Ever present in the moment, I’ve learned to take summer as it is. Never mind what is wrong with it, I focus on what is right with it. Though subjective, at the top of  many lists will be holidays and the sporting events that often bring as much pain as they do gain for players and fans alike. As such, I like a good holiday now and then but don’t tend to follow too much sport. Yet there is one that lands in my top five things to do in London in the summertime.

  • Catch a pro tennis match. Not much for queuing in the sunshine or rain, I haven’t been to Wimbledon since my early expat days. Still waiting for that corporate invitation…hint, hint. In the meantime, however, I’m nearly as happy to attend the championship at Queen’s Club, also in West London. This year the world number two, Andy Murray, went away with a record breaking win—the only player to win Queen’s five times. Congrats Andy, though we didn’t have tickets for the final event. Just as well as Sunday was Father’s day and we had a family day in, but we did enjoy a day of tennis on Friday, an intimate witness of tennis on the lawn, and true British summertime fun with the good friends who invited us
  • Attend the summer exhibition at the Royal Academy. This presents an opportunity to not only see some fantastic art from emerging artists and established ones, but also a chance to snap up some of it. Life DrawingThis year, having been invited for a private viewing as a corporate guest, I jumped at the opportunity to participate in a life study class before viewing the art. Though I was born with artistic ability to draw, I haven’t nurtured it over the years and consequently am as amateurish, well, as an amateur. Never mind, it was a great to focus on the reality of the moment.
  • Walk about London without a jacket or a coat. Haven’t done that one since summer became official but a couple of weeks ago, at least two days in a row, I, alongside scores of others, sashayed about as if in the South of France. Never mind the holiday in sunny Spain, Florida and the likes, might as well catch the rays in London as and when they come. Sunglasses, sandals, sun cream. Ready!

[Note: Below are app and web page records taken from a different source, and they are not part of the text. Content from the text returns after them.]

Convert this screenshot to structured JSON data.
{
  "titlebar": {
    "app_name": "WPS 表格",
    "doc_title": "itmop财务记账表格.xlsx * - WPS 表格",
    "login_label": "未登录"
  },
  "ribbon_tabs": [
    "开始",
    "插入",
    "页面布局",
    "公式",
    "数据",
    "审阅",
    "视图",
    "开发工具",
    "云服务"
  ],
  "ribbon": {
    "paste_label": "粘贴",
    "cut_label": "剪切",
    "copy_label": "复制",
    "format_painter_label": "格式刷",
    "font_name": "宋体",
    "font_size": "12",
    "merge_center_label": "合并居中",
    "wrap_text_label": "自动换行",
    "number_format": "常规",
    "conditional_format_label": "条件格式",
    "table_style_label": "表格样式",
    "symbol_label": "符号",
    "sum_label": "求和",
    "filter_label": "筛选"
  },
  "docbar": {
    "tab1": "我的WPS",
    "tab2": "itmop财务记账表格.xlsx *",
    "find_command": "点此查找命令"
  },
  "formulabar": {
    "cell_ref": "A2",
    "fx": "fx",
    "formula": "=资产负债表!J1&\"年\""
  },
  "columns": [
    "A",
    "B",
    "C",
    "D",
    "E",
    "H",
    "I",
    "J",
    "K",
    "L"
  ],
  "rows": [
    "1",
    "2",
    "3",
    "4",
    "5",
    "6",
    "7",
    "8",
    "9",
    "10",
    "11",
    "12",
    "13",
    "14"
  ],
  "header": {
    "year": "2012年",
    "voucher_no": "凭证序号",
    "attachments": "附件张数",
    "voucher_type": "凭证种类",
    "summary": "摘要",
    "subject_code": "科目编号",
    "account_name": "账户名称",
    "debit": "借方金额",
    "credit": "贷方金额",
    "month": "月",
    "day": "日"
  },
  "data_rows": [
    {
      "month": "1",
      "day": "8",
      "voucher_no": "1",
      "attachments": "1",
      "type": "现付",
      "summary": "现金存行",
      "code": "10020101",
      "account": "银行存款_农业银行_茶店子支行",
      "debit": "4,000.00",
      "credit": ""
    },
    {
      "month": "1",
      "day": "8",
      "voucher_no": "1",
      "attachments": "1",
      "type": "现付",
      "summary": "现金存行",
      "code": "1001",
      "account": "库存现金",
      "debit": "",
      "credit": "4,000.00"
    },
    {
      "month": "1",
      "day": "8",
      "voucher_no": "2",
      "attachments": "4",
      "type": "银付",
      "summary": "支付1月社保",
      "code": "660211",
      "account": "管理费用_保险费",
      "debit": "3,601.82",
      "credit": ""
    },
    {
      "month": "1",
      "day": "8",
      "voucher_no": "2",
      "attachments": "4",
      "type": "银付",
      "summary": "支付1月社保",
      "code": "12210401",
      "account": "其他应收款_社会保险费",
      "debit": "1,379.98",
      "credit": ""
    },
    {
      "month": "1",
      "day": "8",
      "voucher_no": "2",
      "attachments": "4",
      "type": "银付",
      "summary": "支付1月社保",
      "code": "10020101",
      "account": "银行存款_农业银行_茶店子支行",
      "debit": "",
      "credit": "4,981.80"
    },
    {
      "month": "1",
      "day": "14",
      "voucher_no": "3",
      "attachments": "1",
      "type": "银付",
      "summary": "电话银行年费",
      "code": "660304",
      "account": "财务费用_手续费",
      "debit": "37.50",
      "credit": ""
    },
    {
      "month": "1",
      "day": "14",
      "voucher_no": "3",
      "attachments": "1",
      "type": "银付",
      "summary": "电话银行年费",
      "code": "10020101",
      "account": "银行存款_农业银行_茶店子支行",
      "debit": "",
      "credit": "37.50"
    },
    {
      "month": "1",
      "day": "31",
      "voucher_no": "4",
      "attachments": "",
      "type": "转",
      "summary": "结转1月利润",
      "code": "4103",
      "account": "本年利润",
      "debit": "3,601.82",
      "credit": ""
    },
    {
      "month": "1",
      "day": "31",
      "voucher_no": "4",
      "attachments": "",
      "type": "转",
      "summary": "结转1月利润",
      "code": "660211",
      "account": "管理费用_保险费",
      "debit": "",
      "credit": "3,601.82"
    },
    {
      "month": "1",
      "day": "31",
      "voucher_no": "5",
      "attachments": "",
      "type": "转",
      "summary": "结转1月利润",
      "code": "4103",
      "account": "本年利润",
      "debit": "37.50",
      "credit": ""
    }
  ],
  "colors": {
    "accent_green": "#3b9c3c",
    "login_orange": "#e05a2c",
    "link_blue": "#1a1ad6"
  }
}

  • Eat outdoors. Now there is a real southern experience if I have ever heard of one. Growing up in Georgia, we often had barbecues in the backyard or picnics in the park. In London with the inclement weather, eating outdoors cannot be taken for granted. Never mind that I no longer have a back garden. So when the opportunity hits, we take to the balcony or head out to a restaurant with plenty of outdoor space.
  • People watch. What makes people so special to watch during the summer? Everything, everything and everything, encompassed in the atmosphere ranging from exciting to easy going. Whether on a bus, a bicycle or in a Bentley, ladies and gents step out in their glad rags, come rain or shine, for the summer garden parties, summer events such as Ascot and Henley, or private functions including weddings.

So what else is right about summer? Do tell, right here on